▶ _DATA PROVIDED_:
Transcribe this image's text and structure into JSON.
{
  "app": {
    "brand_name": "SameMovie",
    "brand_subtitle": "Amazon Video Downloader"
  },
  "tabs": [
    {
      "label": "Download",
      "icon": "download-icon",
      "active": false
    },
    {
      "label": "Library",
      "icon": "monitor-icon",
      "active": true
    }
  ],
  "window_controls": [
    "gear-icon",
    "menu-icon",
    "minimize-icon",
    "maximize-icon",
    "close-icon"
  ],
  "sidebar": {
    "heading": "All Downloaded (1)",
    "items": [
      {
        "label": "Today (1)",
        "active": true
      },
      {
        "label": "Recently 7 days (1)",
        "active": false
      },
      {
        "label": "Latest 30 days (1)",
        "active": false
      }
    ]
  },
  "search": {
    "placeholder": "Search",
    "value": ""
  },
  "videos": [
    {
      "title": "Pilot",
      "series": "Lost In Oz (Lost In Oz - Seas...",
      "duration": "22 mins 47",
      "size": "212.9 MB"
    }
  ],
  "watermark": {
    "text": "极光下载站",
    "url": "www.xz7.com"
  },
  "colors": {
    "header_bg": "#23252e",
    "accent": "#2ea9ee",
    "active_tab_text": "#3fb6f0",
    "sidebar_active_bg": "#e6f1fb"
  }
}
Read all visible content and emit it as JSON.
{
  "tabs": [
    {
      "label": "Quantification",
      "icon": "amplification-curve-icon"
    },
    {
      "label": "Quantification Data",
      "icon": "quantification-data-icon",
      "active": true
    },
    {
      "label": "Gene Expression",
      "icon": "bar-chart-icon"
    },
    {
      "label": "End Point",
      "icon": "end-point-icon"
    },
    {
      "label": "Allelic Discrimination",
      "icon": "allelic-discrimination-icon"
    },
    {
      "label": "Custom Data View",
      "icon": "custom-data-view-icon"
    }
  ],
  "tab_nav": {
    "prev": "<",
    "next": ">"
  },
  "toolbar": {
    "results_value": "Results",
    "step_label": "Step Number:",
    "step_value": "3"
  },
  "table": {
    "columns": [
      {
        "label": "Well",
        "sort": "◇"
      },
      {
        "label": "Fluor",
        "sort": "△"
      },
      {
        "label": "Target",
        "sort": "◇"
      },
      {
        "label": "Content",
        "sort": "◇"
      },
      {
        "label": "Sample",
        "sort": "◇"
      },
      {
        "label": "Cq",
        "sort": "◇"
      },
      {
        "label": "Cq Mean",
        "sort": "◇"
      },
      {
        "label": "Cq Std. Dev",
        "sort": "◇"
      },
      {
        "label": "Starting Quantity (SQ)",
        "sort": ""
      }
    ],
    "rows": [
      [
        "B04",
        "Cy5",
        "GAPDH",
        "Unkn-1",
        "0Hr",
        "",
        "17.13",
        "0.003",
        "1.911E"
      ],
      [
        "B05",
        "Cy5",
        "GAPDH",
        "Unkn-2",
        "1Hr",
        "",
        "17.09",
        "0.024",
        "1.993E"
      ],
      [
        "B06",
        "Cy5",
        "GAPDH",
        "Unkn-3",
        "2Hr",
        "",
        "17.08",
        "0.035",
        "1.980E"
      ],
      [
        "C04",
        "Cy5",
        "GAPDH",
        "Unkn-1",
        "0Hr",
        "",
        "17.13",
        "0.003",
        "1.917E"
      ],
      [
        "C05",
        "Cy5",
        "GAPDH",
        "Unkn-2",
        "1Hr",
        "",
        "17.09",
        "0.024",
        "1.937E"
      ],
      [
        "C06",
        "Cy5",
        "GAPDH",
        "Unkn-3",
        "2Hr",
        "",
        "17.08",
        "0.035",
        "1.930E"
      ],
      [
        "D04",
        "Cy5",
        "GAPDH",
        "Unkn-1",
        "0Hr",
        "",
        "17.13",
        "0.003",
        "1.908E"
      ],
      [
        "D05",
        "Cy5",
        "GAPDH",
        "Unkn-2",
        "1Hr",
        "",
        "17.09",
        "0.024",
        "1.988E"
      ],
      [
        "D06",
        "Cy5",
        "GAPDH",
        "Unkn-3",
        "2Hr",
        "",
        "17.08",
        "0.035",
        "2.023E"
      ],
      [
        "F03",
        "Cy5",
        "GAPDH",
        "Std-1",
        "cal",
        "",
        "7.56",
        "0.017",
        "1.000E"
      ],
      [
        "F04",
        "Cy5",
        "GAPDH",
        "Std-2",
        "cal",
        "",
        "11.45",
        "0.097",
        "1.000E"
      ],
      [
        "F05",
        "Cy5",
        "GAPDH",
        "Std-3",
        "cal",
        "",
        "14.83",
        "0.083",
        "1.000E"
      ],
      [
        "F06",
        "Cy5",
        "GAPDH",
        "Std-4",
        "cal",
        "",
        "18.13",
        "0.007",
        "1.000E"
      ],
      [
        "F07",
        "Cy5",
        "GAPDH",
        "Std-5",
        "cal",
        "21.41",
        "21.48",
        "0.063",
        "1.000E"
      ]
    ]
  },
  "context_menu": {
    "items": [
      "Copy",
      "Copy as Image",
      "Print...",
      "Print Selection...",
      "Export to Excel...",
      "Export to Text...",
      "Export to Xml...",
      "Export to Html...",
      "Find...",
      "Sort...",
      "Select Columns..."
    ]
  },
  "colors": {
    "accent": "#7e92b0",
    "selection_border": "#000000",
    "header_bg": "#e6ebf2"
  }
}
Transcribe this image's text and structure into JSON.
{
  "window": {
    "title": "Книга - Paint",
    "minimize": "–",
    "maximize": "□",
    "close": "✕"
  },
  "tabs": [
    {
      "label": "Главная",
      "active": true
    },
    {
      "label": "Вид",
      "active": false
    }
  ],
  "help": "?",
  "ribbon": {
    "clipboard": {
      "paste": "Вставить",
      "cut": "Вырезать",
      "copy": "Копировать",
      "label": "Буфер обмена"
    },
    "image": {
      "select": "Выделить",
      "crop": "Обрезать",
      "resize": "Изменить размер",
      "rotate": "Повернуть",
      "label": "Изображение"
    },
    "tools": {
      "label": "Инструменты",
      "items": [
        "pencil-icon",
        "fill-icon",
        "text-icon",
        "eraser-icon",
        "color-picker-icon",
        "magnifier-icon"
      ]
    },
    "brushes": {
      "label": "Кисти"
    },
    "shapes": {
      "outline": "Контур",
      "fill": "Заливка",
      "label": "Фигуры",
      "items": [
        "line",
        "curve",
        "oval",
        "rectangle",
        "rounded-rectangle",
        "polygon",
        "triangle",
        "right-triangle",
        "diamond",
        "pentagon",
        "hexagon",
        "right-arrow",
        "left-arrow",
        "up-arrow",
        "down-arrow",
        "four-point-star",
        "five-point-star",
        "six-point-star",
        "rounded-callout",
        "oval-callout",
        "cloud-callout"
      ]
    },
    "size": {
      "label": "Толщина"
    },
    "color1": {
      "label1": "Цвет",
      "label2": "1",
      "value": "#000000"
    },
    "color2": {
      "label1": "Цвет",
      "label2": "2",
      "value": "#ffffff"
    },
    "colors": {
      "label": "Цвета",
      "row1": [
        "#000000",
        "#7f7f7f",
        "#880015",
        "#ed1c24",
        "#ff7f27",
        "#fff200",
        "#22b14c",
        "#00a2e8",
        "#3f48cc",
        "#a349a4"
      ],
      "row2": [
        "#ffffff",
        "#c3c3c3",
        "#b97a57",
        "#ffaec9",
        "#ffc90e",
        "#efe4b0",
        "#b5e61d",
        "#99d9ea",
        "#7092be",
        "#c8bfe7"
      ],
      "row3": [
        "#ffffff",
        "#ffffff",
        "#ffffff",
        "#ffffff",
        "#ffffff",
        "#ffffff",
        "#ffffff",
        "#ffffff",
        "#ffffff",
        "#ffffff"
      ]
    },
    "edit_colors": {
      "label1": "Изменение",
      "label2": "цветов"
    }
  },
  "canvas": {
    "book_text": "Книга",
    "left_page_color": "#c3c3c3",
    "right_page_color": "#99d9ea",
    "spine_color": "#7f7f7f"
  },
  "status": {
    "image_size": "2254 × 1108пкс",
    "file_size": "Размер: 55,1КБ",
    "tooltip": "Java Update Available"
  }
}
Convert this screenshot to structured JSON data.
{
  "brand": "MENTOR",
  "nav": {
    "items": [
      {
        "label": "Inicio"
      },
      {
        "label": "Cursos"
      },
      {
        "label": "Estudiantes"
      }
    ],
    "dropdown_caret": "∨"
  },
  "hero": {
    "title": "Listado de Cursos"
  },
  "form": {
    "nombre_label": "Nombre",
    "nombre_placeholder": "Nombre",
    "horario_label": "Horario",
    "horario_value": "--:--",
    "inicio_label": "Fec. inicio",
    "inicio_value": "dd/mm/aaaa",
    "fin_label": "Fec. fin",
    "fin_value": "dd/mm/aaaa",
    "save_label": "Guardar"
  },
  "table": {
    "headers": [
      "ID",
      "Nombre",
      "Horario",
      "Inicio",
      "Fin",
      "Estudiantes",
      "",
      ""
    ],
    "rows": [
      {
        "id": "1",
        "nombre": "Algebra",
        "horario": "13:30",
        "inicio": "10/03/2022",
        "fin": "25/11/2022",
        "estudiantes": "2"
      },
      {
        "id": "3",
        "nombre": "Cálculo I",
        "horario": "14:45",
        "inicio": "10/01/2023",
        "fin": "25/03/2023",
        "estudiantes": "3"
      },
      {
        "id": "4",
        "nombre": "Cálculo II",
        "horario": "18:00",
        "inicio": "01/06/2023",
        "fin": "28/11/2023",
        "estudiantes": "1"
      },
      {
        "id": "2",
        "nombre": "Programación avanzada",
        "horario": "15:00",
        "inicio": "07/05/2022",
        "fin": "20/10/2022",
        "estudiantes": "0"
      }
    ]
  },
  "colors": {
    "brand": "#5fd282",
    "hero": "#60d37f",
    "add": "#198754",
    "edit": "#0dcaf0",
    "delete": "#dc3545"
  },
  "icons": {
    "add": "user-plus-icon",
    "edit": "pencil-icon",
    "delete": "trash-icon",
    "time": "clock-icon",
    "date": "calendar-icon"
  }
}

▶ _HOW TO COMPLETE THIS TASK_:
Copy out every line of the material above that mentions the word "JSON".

▶ _EXERCISE ANSWER_:
Transcribe this image's text and structure into JSON.
Read all visible content and emit it as JSON.
Transcribe this image's text and structure into JSON.
Convert this screenshot to structured JSON data.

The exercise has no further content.